## Your objective
Omitting all images, output the entries that follow exactly as written.

## Exercise data
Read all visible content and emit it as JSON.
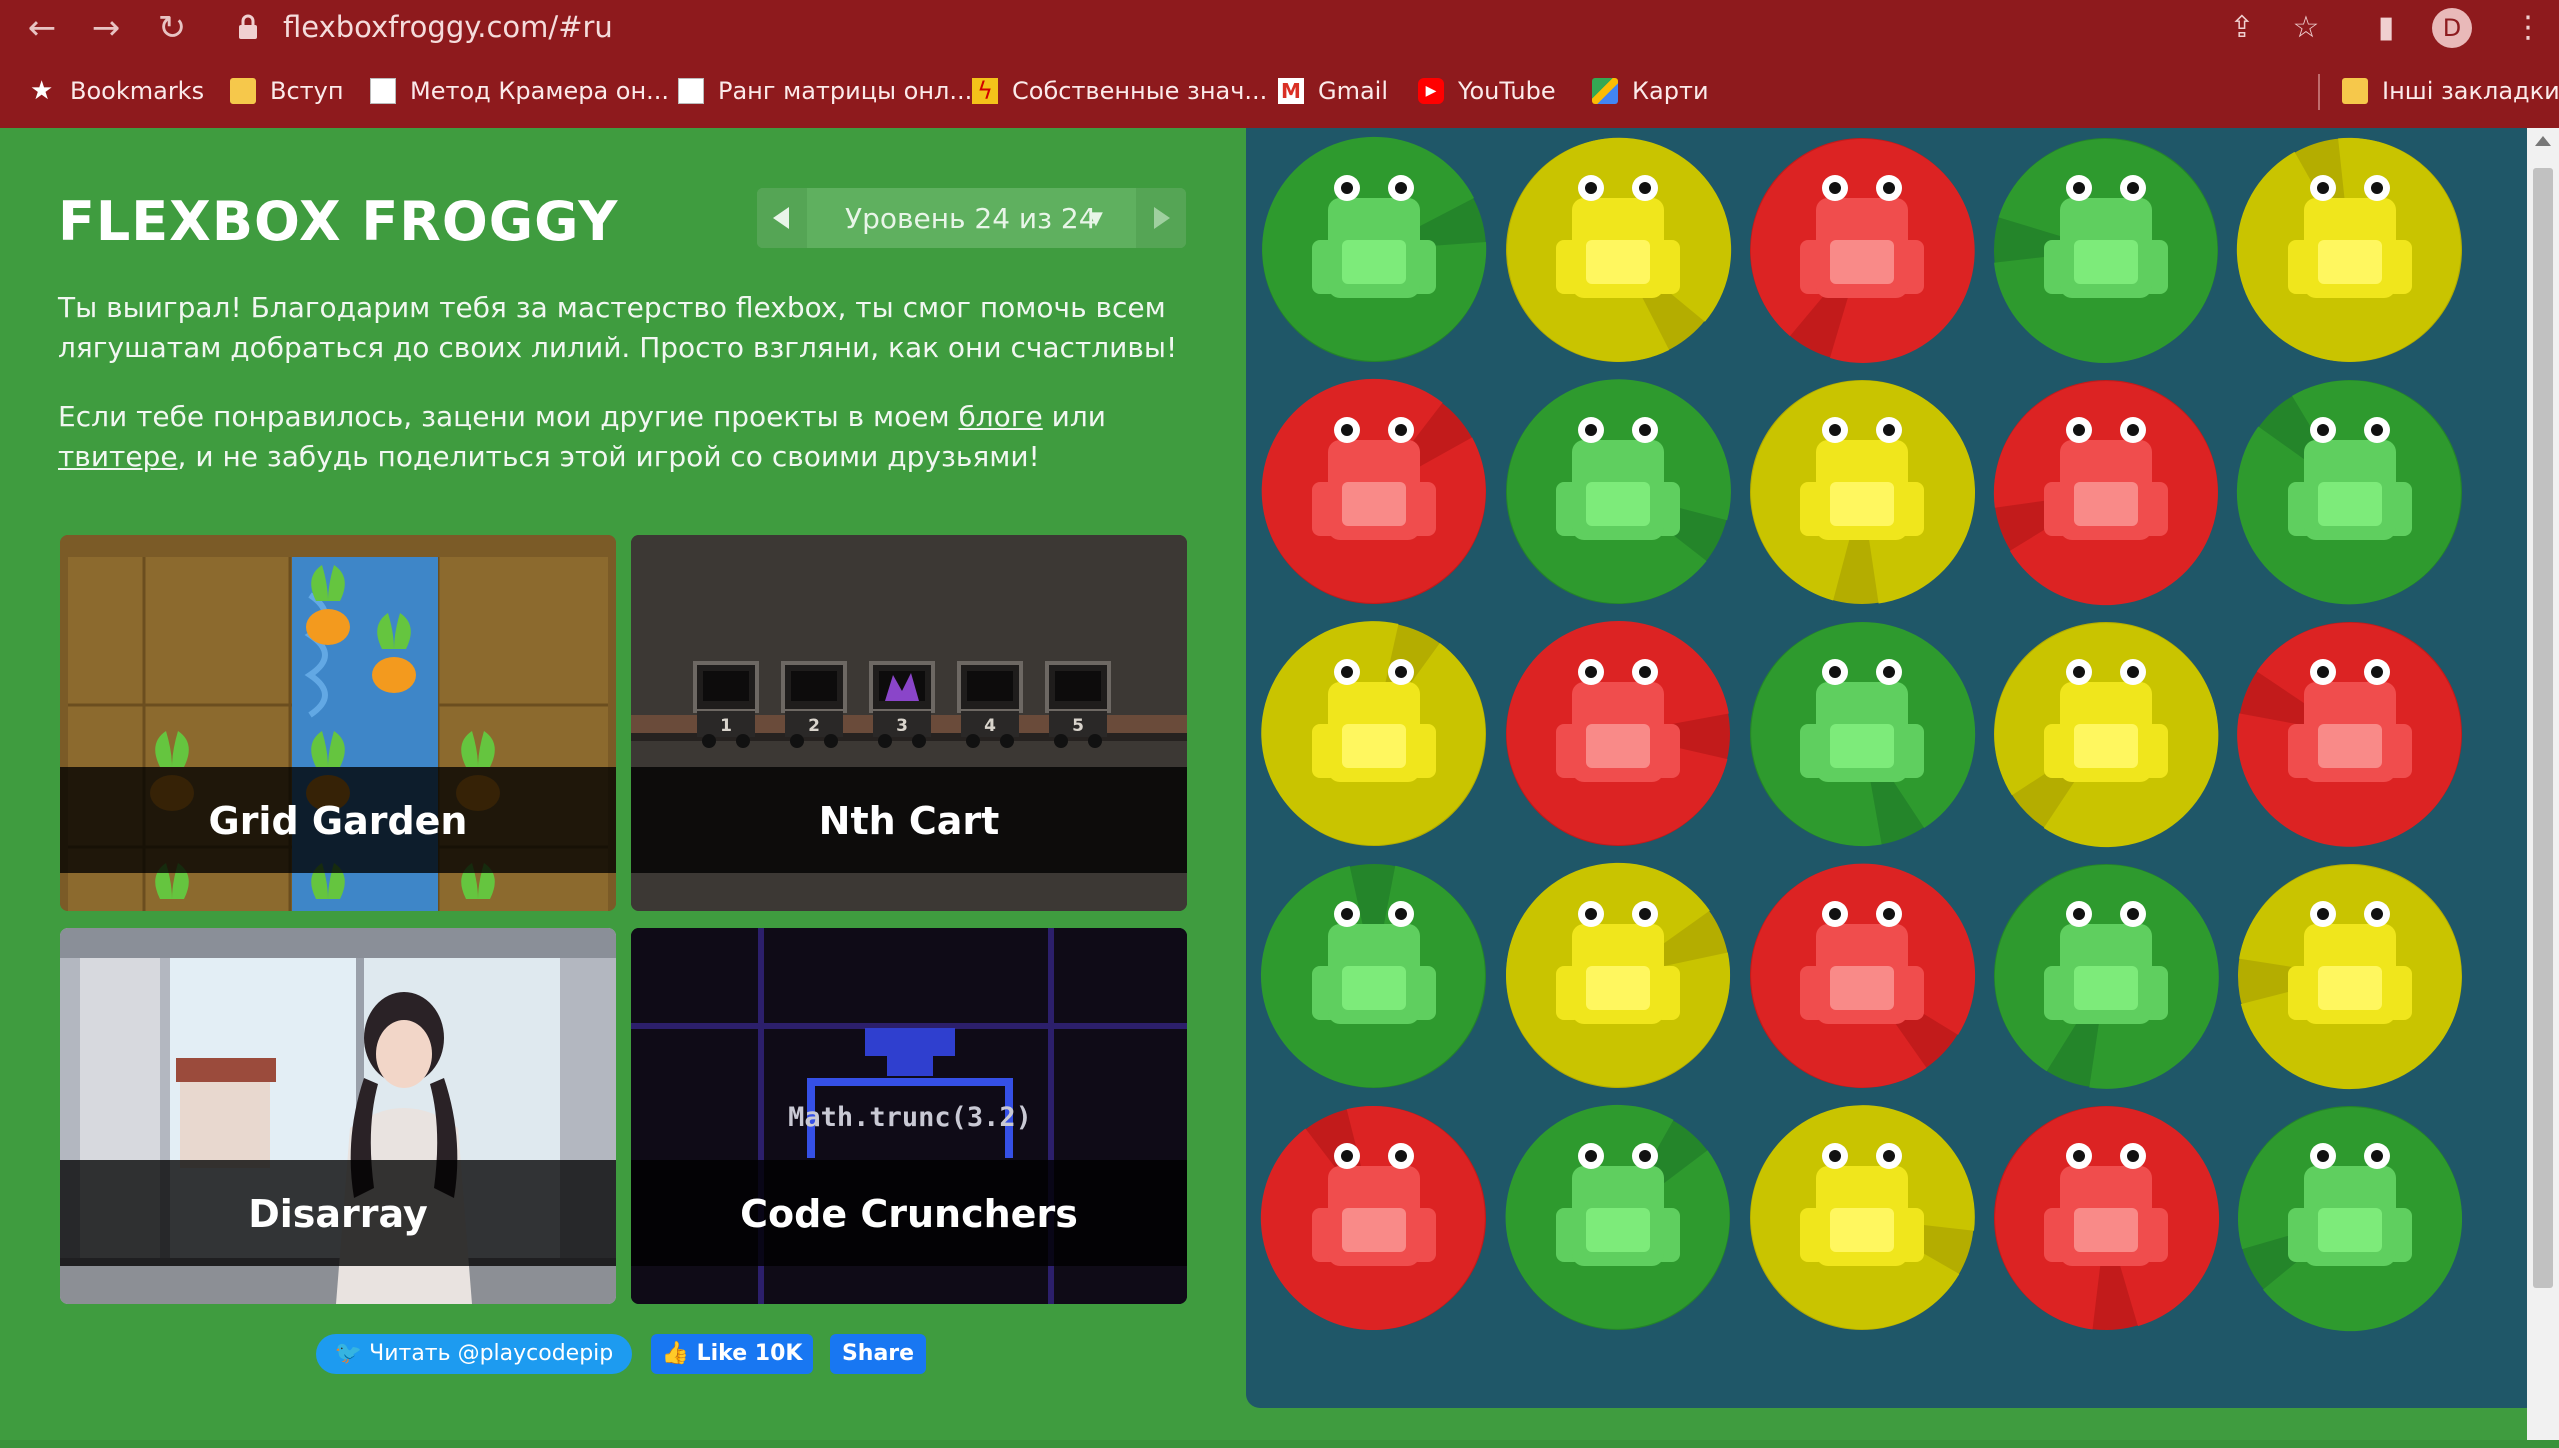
{
  "browser": {
    "url": "flexboxfroggy.com/#ru",
    "avatar_letter": "D",
    "bookmarks": [
      {
        "label": "Bookmarks",
        "icon": "star-icon"
      },
      {
        "label": "Вступ",
        "icon": "folder-icon"
      },
      {
        "label": "Метод Крамера он...",
        "icon": "page-icon"
      },
      {
        "label": "Ранг матрицы онл...",
        "icon": "page-icon"
      },
      {
        "label": "Собственные знач...",
        "icon": "bolt-icon"
      },
      {
        "label": "Gmail",
        "icon": "gmail-icon"
      },
      {
        "label": "YouTube",
        "icon": "youtube-icon"
      },
      {
        "label": "Карти",
        "icon": "maps-icon"
      }
    ],
    "other_bookmarks": "Інші закладки"
  },
  "game": {
    "logo": "FLEXBOX FROGGY",
    "level_label": "Уровень 24 из 24",
    "para1": "Ты выиграл! Благодарим тебя за мастерство flexbox, ты смог помочь всем лягушатам добраться до своих лилий. Просто взгляни, как они счастливы!",
    "para2_a": "Если тебе понравилось, зацени мои другие проекты в моем ",
    "link_blog": "блоге",
    "para2_b": " или ",
    "link_twitter": "твитере",
    "para2_c": ", и не забудь поделиться этой игрой со своими друзьями!",
    "cards": [
      {
        "title": "Grid Garden"
      },
      {
        "title": "Nth Cart"
      },
      {
        "title": "Disarray"
      },
      {
        "title": "Code Crunchers"
      }
    ],
    "code_cruncher_text": "Math.trunc(3.2)",
    "cart_numbers": [
      "1",
      "2",
      "3",
      "4",
      "5"
    ],
    "social": {
      "twitter": "Читать @playcodepip",
      "like": "Like 10K",
      "share": "Share"
    }
  },
  "pond": {
    "colors": {
      "green": "#2e9a2e",
      "yellow": "#c9c400",
      "red": "#dc2323"
    },
    "grid": [
      [
        "green",
        "yellow",
        "red",
        "green",
        "yellow"
      ],
      [
        "red",
        "green",
        "yellow",
        "red",
        "green"
      ],
      [
        "yellow",
        "red",
        "green",
        "yellow",
        "red"
      ],
      [
        "green",
        "yellow",
        "red",
        "green",
        "yellow"
      ],
      [
        "red",
        "green",
        "yellow",
        "red",
        "green"
      ]
    ]
  }
}
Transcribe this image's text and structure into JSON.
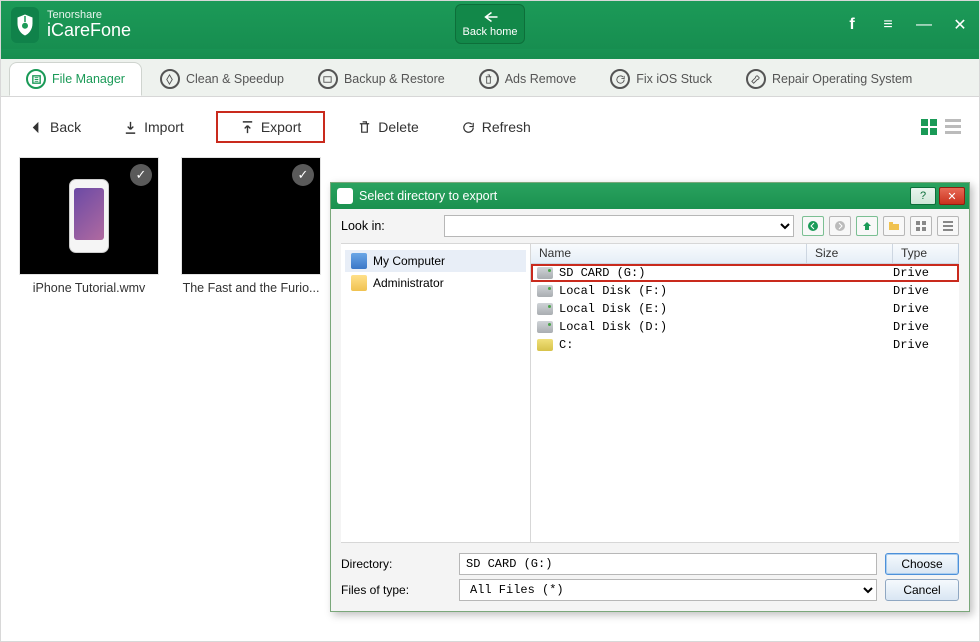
{
  "brand": {
    "small": "Tenorshare",
    "name": "iCareFone"
  },
  "back_home": "Back home",
  "title_controls": {
    "facebook": "f",
    "menu": "≡",
    "min": "—",
    "close": "✕"
  },
  "tabs": [
    {
      "label": "File Manager",
      "active": true
    },
    {
      "label": "Clean & Speedup"
    },
    {
      "label": "Backup & Restore"
    },
    {
      "label": "Ads Remove"
    },
    {
      "label": "Fix iOS Stuck"
    },
    {
      "label": "Repair Operating System"
    }
  ],
  "toolbar": {
    "back": "Back",
    "import": "Import",
    "export": "Export",
    "delete": "Delete",
    "refresh": "Refresh"
  },
  "thumbs": [
    {
      "caption": "iPhone Tutorial.wmv"
    },
    {
      "caption": "The Fast and the Furio..."
    }
  ],
  "dialog": {
    "title": "Select directory to export",
    "look_in_label": "Look in:",
    "look_in_value": "",
    "tree": [
      {
        "label": "My Computer",
        "icon": "pc",
        "selected": true
      },
      {
        "label": "Administrator",
        "icon": "folder"
      }
    ],
    "columns": {
      "name": "Name",
      "size": "Size",
      "type": "Type"
    },
    "rows": [
      {
        "name": "SD CARD (G:)",
        "size": "",
        "type": "Drive",
        "icon": "drive",
        "selected": true
      },
      {
        "name": "Local Disk (F:)",
        "size": "",
        "type": "Drive",
        "icon": "drive"
      },
      {
        "name": "Local Disk (E:)",
        "size": "",
        "type": "Drive",
        "icon": "drive"
      },
      {
        "name": "Local Disk (D:)",
        "size": "",
        "type": "Drive",
        "icon": "drive"
      },
      {
        "name": "C:",
        "size": "",
        "type": "Drive",
        "icon": "c"
      }
    ],
    "directory_label": "Directory:",
    "directory_value": "SD CARD (G:)",
    "filetype_label": "Files of type:",
    "filetype_value": "All Files (*)",
    "choose": "Choose",
    "cancel": "Cancel"
  }
}
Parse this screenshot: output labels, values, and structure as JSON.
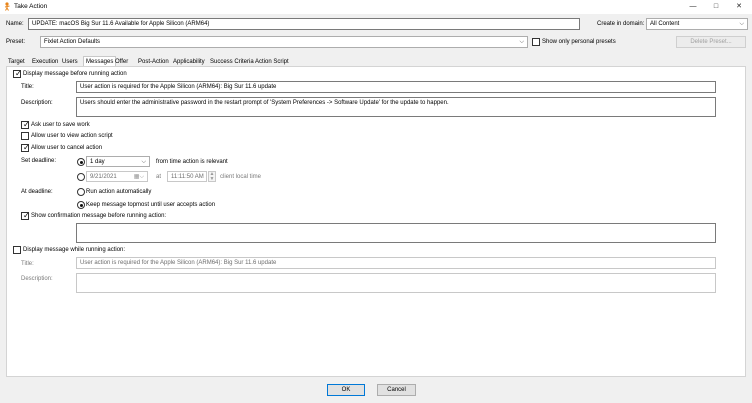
{
  "window": {
    "title": "Take Action",
    "minimize_glyph": "—",
    "maximize_glyph": "□",
    "close_glyph": "✕"
  },
  "header": {
    "name_label": "Name:",
    "name_value": "UPDATE: macOS Big Sur 11.6 Available for Apple Silicon (ARM64)",
    "create_domain_label": "Create in domain:",
    "create_domain_value": "All Content",
    "preset_label": "Preset:",
    "preset_value": "Fixlet Action Defaults",
    "show_personal_label": "Show only personal presets",
    "delete_preset_label": "Delete Preset..."
  },
  "tabs": [
    "Target",
    "Execution",
    "Users",
    "Messages",
    "Offer",
    "Post-Action",
    "Applicability",
    "Success Criteria",
    "Action Script"
  ],
  "active_tab": "Messages",
  "messages": {
    "display_before_label": "Display message before running action",
    "title_label": "Title:",
    "title_value": "User action is required for the Apple Silicon (ARM64): Big Sur 11.6 update",
    "description_label": "Description:",
    "description_value": "Users should enter the administrative password in the restart prompt of 'System Preferences -> Software Update' for the update to happen.",
    "ask_save_label": "Ask user to save work",
    "allow_view_label": "Allow user to view action script",
    "allow_cancel_label": "Allow user to cancel action",
    "set_deadline_label": "Set deadline:",
    "deadline_interval": "1 day",
    "from_time_label": "from time action is relevant",
    "deadline_date": "9/21/2021",
    "at_label": "at",
    "deadline_time": "11:11:50 AM",
    "client_time_label": "client local time",
    "at_deadline_label": "At deadline:",
    "run_auto_label": "Run action automatically",
    "keep_topmost_label": "Keep message topmost until user accepts action",
    "show_confirm_label": "Show confirmation message before running action:",
    "confirm_value": "",
    "display_while_label": "Display message while running action:",
    "while_title_label": "Title:",
    "while_title_value": "User action is required for the Apple Silicon (ARM64): Big Sur 11.6 update",
    "while_description_label": "Description:",
    "while_description_value": ""
  },
  "footer": {
    "ok_label": "OK",
    "cancel_label": "Cancel"
  },
  "colors": {
    "accent": "#0078d7",
    "icon_orange": "#e8841a"
  }
}
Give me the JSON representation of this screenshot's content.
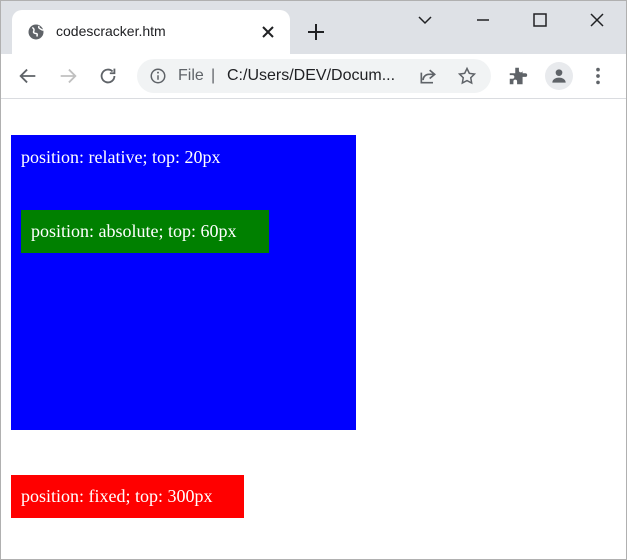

## Written response
Read all visible content and emit it as JSON.
{
  "browser": {
    "url": "flexboxfroggy.com/#ru",
    "avatar_letter": "D",
    "bookmarks": [
      {
        "label": "Bookmarks",
        "icon": "star-icon"
      },
      {
        "label": "Вступ",
        "icon": "folder-icon"
      },
      {
        "label": "Метод Крамера он...",
        "icon": "page-icon"
      },
      {
        "label": "Ранг матрицы онл...",
        "icon": "page-icon"
      },
      {
        "label": "Собственные знач...",
        "icon": "bolt-icon"
      },
      {
        "label": "Gmail",
        "icon": "gmail-icon"
      },
      {
        "label": "YouTube",
        "icon": "youtube-icon"
      },
      {
        "label": "Карти",
        "icon": "maps-icon"
      }
    ],
    "other_bookmarks": "Інші закладки"
  },
  "game": {
    "logo": "FLEXBOX FROGGY",
    "level_label": "Уровень 24 из 24",
    "para1": "Ты выиграл! Благодарим тебя за мастерство flexbox, ты смог помочь всем лягушатам добраться до своих лилий. Просто взгляни, как они счастливы!",
    "para2_a": "Если тебе понравилось, зацени мои другие проекты в моем ",
    "link_blog": "блоге",
    "para2_b": " или ",
    "link_twitter": "твитере",
    "para2_c": ", и не забудь поделиться этой игрой со своими друзьями!",
    "cards": [
      {
        "title": "Grid Garden"
      },
      {
        "title": "Nth Cart"
      },
      {
        "title": "Disarray"
      },
      {
        "title": "Code Crunchers"
      }
    ],
    "code_cruncher_text": "Math.trunc(3.2)",
    "cart_numbers": [
      "1",
      "2",
      "3",
      "4",
      "5"
    ],
    "social": {
      "twitter": "Читать @playcodepip",
      "like": "Like 10K",
      "share": "Share"
    }
  },
  "pond": {
    "colors": {
      "green": "#2e9a2e",
      "yellow": "#c9c400",
      "red": "#dc2323"
    },
    "grid": [
      [
        "green",
        "yellow",
        "red",
        "green",
        "yellow"
      ],
      [
        "red",
        "green",
        "yellow",
        "red",
        "green"
      ],
      [
        "yellow",
        "red",
        "green",
        "yellow",
        "red"
      ],
      [
        "green",
        "yellow",
        "red",
        "green",
        "yellow"
      ],
      [
        "red",
        "green",
        "yellow",
        "red",
        "green"
      ]
    ]
  }
}
Transcribe this image's text and structure into JSON.
{
  "brand": {
    "small": "Tenorshare",
    "name": "iCareFone"
  },
  "back_home": "Back home",
  "title_controls": {
    "facebook": "f",
    "menu": "≡",
    "min": "—",
    "close": "✕"
  },
  "tabs": [
    {
      "label": "File Manager",
      "active": true
    },
    {
      "label": "Clean & Speedup"
    },
    {
      "label": "Backup & Restore"
    },
    {
      "label": "Ads Remove"
    },
    {
      "label": "Fix iOS Stuck"
    },
    {
      "label": "Repair Operating System"
    }
  ],
  "toolbar": {
    "back": "Back",
    "import": "Import",
    "export": "Export",
    "delete": "Delete",
    "refresh": "Refresh"
  },
  "thumbs": [
    {
      "caption": "iPhone Tutorial.wmv"
    },
    {
      "caption": "The Fast and the Furio..."
    }
  ],
  "dialog": {
    "title": "Select directory to export",
    "look_in_label": "Look in:",
    "look_in_value": "",
    "tree": [
      {
        "label": "My Computer",
        "icon": "pc",
        "selected": true
      },
      {
        "label": "Administrator",
        "icon": "folder"
      }
    ],
    "columns": {
      "name": "Name",
      "size": "Size",
      "type": "Type"
    },
    "rows": [
      {
        "name": "SD CARD (G:)",
        "size": "",
        "type": "Drive",
        "icon": "drive",
        "selected": true
      },
      {
        "name": "Local Disk (F:)",
        "size": "",
        "type": "Drive",
        "icon": "drive"
      },
      {
        "name": "Local Disk (E:)",
        "size": "",
        "type": "Drive",
        "icon": "drive"
      },
      {
        "name": "Local Disk (D:)",
        "size": "",
        "type": "Drive",
        "icon": "drive"
      },
      {
        "name": "C:",
        "size": "",
        "type": "Drive",
        "icon": "c"
      }
    ],
    "directory_label": "Directory:",
    "directory_value": "SD CARD (G:)",
    "filetype_label": "Files of type:",
    "filetype_value": "All Files (*)",
    "choose": "Choose",
    "cancel": "Cancel"
  }
}
Parse this screenshot: output labels, values, and structure as JSON.
{
  "window": {
    "title": "Take Action",
    "minimize_glyph": "—",
    "maximize_glyph": "□",
    "close_glyph": "✕"
  },
  "header": {
    "name_label": "Name:",
    "name_value": "UPDATE: macOS Big Sur 11.6 Available for Apple Silicon (ARM64)",
    "create_domain_label": "Create in domain:",
    "create_domain_value": "All Content",
    "preset_label": "Preset:",
    "preset_value": "Fixlet Action Defaults",
    "show_personal_label": "Show only personal presets",
    "delete_preset_label": "Delete Preset..."
  },
  "tabs": [
    "Target",
    "Execution",
    "Users",
    "Messages",
    "Offer",
    "Post-Action",
    "Applicability",
    "Success Criteria",
    "Action Script"
  ],
  "active_tab": "Messages",
  "messages": {
    "display_before_label": "Display message before running action",
    "title_label": "Title:",
    "title_value": "User action is required for the Apple Silicon (ARM64): Big Sur 11.6 update",
    "description_label": "Description:",
    "description_value": "Users should enter the administrative password in the restart prompt of 'System Preferences -> Software Update' for the update to happen.",
    "ask_save_label": "Ask user to save work",
    "allow_view_label": "Allow user to view action script",
    "allow_cancel_label": "Allow user to cancel action",
    "set_deadline_label": "Set deadline:",
    "deadline_interval": "1 day",
    "from_time_label": "from time action is relevant",
    "deadline_date": "9/21/2021",
    "at_label": "at",
    "deadline_time": "11:11:50 AM",
    "client_time_label": "client local time",
    "at_deadline_label": "At deadline:",
    "run_auto_label": "Run action automatically",
    "keep_topmost_label": "Keep message topmost until user accepts action",
    "show_confirm_label": "Show confirmation message before running action:",
    "confirm_value": "",
    "display_while_label": "Display message while running action:",
    "while_title_label": "Title:",
    "while_title_value": "User action is required for the Apple Silicon (ARM64): Big Sur 11.6 update",
    "while_description_label": "Description:",
    "while_description_value": ""
  },
  "footer": {
    "ok_label": "OK",
    "cancel_label": "Cancel"
  },
  "colors": {
    "accent": "#0078d7",
    "icon_orange": "#e8841a"
  }
}
Give me the JSON representation of this screenshot's content.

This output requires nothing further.